    Leaking kitchen faucet


    Question 3 years ago on Introduction

    Dear Sir:

    Thank you very much for your posting. It is very helpful.

    Now I am having a leaking issue from my kitchen faucet but am not sure if is caused by leaky cartridge. I observed slow water leaking through cold water line under sink and no leaking found on other lines under sink such as hot water line. If the leaking is only related to cartridge, why is there no water on all lines under sink? I thought a leaky cartridge will cause water leaking to all water lines under sink. Is it right? In this case, I think replacing cartridge only may not solve my current leaking issue. Is it right? I guess my water leaking might occurred at the connection between cold water line and faucet. It is difficult to see and fix by just replacing cartridge. Could you please advise on my issue? I am trying to decide if I should replace cartridge or replace the whole faucet.
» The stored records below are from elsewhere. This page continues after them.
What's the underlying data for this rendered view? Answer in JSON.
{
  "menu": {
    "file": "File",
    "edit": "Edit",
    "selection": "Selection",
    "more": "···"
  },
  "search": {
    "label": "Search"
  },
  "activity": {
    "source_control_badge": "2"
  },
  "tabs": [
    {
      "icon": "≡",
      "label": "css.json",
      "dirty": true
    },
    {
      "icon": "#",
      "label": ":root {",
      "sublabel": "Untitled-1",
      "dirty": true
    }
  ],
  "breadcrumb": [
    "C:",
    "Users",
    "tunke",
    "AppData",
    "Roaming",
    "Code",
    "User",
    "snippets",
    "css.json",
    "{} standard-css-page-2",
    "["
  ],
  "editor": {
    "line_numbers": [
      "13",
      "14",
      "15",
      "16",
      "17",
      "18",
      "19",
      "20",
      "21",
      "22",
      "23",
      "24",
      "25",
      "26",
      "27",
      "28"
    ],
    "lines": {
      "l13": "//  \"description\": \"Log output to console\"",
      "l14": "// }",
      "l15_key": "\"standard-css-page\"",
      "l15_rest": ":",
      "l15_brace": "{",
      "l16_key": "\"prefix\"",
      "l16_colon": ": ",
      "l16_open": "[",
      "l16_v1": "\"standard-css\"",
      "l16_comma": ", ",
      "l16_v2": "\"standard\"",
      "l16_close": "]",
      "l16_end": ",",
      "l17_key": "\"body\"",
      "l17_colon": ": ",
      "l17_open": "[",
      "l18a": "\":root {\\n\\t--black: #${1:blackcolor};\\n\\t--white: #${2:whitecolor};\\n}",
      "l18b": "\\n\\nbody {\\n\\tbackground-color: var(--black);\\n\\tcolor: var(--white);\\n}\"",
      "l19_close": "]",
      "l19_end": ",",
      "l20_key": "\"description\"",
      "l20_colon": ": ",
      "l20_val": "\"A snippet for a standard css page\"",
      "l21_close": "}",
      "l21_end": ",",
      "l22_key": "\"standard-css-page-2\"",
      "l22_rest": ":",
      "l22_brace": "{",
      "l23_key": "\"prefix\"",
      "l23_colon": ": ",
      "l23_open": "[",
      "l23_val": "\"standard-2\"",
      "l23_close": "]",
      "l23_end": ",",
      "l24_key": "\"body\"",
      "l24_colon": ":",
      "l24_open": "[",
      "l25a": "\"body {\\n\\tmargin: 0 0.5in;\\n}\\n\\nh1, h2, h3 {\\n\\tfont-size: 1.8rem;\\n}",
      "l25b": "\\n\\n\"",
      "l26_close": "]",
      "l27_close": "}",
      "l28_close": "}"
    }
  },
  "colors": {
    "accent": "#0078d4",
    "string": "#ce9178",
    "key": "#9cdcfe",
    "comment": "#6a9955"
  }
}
Your help will be greatly appreciated!

    I am looking forward to hearing from you soon.

    Have a nice holiday!



    Answer 3 years ago

    Hi Zhiming,

    99 times out of 100 a leak is a poor pipe joint and there are many causes,

    Such as Over tightening or Under tightening

    Or a little dirt in the threads

    Or too little Teflon tape ( You did get at least two full turns on the start of threads ?)..

    I am no plumber but every leak I have had was my error and going back up to three times and re-doing the pipe joints did eventually fix the problem..

    You should dry the pipes and using a bright light try to determine which connection is actually leaking !

    The water has a surface tension that hides the leak source "uphill" and only drips at a bend or obstruction below the pipe joint..

    If you have sensitive fingers, you can find the leak right after drying just by wet feel :-)

    Once I gave up and hired a Plumber !

    After that it was less expensive to buy new couplings..

    One other thing was to collect the drips in a bucket for a few days and wait for microscopic sand in the water to plug the slow leak for you :-)))


    6 years ago

    ....your video is about lava lamps, not replacing a faucet.